[Work order] Return all of the entries exactly, but do not include the pictures.
== == ==
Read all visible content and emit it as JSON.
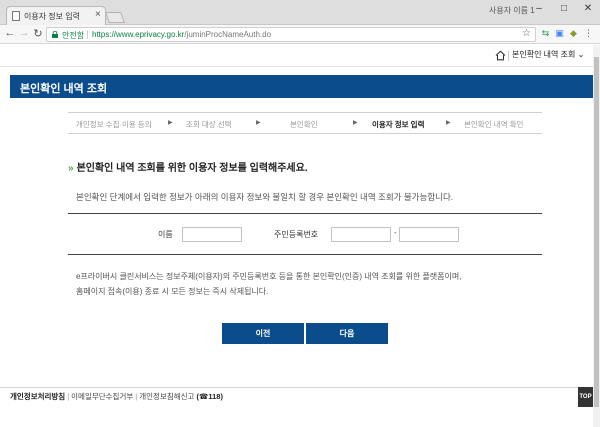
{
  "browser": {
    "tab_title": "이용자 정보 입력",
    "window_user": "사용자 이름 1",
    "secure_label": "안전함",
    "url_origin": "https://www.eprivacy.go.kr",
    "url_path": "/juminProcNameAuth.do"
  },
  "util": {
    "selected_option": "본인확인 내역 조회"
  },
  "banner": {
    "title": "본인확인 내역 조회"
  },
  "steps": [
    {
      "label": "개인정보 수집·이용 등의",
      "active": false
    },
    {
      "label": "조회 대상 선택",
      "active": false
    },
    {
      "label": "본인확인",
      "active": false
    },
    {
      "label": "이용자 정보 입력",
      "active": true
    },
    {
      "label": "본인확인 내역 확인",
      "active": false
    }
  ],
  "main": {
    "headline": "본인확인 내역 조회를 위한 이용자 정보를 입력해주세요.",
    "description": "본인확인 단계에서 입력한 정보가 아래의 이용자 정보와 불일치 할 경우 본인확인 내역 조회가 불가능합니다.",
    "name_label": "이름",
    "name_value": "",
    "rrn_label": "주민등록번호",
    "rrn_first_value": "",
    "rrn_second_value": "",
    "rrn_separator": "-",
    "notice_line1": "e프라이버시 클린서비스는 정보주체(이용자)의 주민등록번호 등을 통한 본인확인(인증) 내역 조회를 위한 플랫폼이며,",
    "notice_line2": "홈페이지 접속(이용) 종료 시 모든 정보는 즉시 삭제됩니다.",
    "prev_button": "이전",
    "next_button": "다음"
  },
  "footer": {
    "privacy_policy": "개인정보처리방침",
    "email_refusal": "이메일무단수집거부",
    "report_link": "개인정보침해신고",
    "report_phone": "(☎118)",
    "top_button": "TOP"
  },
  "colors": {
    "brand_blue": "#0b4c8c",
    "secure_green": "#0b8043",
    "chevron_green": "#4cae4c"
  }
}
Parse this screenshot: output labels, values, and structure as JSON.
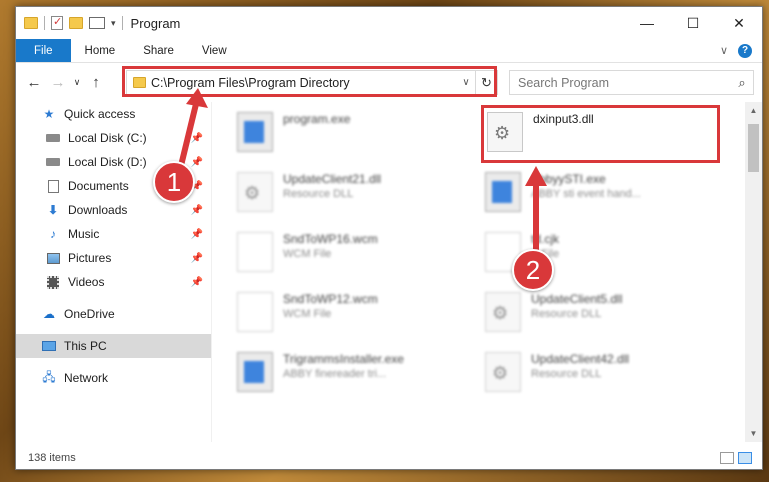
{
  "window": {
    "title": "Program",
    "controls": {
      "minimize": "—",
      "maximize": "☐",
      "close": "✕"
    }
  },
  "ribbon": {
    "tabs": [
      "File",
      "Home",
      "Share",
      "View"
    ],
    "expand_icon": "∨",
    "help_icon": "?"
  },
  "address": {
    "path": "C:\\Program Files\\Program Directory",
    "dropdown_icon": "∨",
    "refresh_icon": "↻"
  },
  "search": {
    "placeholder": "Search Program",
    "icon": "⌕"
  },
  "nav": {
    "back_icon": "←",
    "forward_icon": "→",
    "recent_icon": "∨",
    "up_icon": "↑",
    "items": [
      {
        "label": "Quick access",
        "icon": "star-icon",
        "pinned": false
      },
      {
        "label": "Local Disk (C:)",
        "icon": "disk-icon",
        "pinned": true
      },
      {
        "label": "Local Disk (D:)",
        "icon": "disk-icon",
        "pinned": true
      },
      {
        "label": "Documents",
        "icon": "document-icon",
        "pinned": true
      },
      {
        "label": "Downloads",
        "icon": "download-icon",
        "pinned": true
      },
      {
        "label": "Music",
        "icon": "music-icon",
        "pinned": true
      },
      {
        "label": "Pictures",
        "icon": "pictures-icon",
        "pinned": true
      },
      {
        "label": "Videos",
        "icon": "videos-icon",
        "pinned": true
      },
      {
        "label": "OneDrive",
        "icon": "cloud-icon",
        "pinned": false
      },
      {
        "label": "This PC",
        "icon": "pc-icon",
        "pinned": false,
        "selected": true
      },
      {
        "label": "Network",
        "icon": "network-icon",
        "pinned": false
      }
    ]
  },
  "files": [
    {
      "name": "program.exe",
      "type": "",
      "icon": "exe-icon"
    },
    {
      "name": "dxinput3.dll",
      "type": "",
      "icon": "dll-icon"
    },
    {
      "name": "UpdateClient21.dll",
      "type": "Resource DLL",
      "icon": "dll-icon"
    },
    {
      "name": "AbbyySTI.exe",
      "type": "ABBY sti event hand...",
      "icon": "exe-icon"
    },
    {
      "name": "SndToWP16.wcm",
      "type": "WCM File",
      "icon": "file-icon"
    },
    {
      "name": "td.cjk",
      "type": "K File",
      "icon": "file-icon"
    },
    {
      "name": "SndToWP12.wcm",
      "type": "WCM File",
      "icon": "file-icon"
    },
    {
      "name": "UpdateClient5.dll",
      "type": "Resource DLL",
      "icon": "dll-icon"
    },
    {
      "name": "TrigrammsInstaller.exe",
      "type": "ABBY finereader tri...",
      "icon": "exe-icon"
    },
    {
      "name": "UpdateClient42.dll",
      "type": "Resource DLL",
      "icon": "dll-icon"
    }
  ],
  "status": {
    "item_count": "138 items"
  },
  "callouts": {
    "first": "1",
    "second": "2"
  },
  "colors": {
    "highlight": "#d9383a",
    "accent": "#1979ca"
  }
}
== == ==
[Task output]
Read all visible content and emit it as JSON.
{
  "browser": {
    "tab_title": "이용자 정보 입력",
    "window_user": "사용자 이름 1",
    "secure_label": "안전함",
    "url_origin": "https://www.eprivacy.go.kr",
    "url_path": "/juminProcNameAuth.do"
  },
  "util": {
    "selected_option": "본인확인 내역 조회"
  },
  "banner": {
    "title": "본인확인 내역 조회"
  },
  "steps": [
    {
      "label": "개인정보 수집·이용 등의",
      "active": false
    },
    {
      "label": "조회 대상 선택",
      "active": false
    },
    {
      "label": "본인확인",
      "active": false
    },
    {
      "label": "이용자 정보 입력",
      "active": true
    },
    {
      "label": "본인확인 내역 확인",
      "active": false
    }
  ],
  "main": {
    "headline": "본인확인 내역 조회를 위한 이용자 정보를 입력해주세요.",
    "description": "본인확인 단계에서 입력한 정보가 아래의 이용자 정보와 불일치 할 경우 본인확인 내역 조회가 불가능합니다.",
    "name_label": "이름",
    "name_value": "",
    "rrn_label": "주민등록번호",
    "rrn_first_value": "",
    "rrn_second_value": "",
    "rrn_separator": "-",
    "notice_line1": "e프라이버시 클린서비스는 정보주체(이용자)의 주민등록번호 등을 통한 본인확인(인증) 내역 조회를 위한 플랫폼이며,",
    "notice_line2": "홈페이지 접속(이용) 종료 시 모든 정보는 즉시 삭제됩니다.",
    "prev_button": "이전",
    "next_button": "다음"
  },
  "footer": {
    "privacy_policy": "개인정보처리방침",
    "email_refusal": "이메일무단수집거부",
    "report_link": "개인정보침해신고",
    "report_phone": "(☎118)",
    "top_button": "TOP"
  },
  "colors": {
    "brand_blue": "#0b4c8c",
    "secure_green": "#0b8043",
    "chevron_green": "#4cae4c"
  }
}
Parse this screenshot: output labels, values, and structure as JSON.
{
  "window": {
    "title": "Program",
    "controls": {
      "minimize": "—",
      "maximize": "☐",
      "close": "✕"
    }
  },
  "ribbon": {
    "tabs": [
      "File",
      "Home",
      "Share",
      "View"
    ],
    "expand_icon": "∨",
    "help_icon": "?"
  },
  "address": {
    "path": "C:\\Program Files\\Program Directory",
    "dropdown_icon": "∨",
    "refresh_icon": "↻"
  },
  "search": {
    "placeholder": "Search Program",
    "icon": "⌕"
  },
  "nav": {
    "back_icon": "←",
    "forward_icon": "→",
    "recent_icon": "∨",
    "up_icon": "↑",
    "items": [
      {
        "label": "Quick access",
        "icon": "star-icon",
        "pinned": false
      },
      {
        "label": "Local Disk (C:)",
        "icon": "disk-icon",
        "pinned": true
      },
      {
        "label": "Local Disk (D:)",
        "icon": "disk-icon",
        "pinned": true
      },
      {
        "label": "Documents",
        "icon": "document-icon",
        "pinned": true
      },
      {
        "label": "Downloads",
        "icon": "download-icon",
        "pinned": true
      },
      {
        "label": "Music",
        "icon": "music-icon",
        "pinned": true
      },
      {
        "label": "Pictures",
        "icon": "pictures-icon",
        "pinned": true
      },
      {
        "label": "Videos",
        "icon": "videos-icon",
        "pinned": true
      },
      {
        "label": "OneDrive",
        "icon": "cloud-icon",
        "pinned": false
      },
      {
        "label": "This PC",
        "icon": "pc-icon",
        "pinned": false,
        "selected": true
      },
      {
        "label": "Network",
        "icon": "network-icon",
        "pinned": false
      }
    ]
  },
  "files": [
    {
      "name": "program.exe",
      "type": "",
      "icon": "exe-icon"
    },
    {
      "name": "dxinput3.dll",
      "type": "",
      "icon": "dll-icon"
    },
    {
      "name": "UpdateClient21.dll",
      "type": "Resource DLL",
      "icon": "dll-icon"
    },
    {
      "name": "AbbyySTI.exe",
      "type": "ABBY sti event hand...",
      "icon": "exe-icon"
    },
    {
      "name": "SndToWP16.wcm",
      "type": "WCM File",
      "icon": "file-icon"
    },
    {
      "name": "td.cjk",
      "type": "K File",
      "icon": "file-icon"
    },
    {
      "name": "SndToWP12.wcm",
      "type": "WCM File",
      "icon": "file-icon"
    },
    {
      "name": "UpdateClient5.dll",
      "type": "Resource DLL",
      "icon": "dll-icon"
    },
    {
      "name": "TrigrammsInstaller.exe",
      "type": "ABBY finereader tri...",
      "icon": "exe-icon"
    },
    {
      "name": "UpdateClient42.dll",
      "type": "Resource DLL",
      "icon": "dll-icon"
    }
  ],
  "status": {
    "item_count": "138 items"
  },
  "callouts": {
    "first": "1",
    "second": "2"
  },
  "colors": {
    "highlight": "#d9383a",
    "accent": "#1979ca"
  }
}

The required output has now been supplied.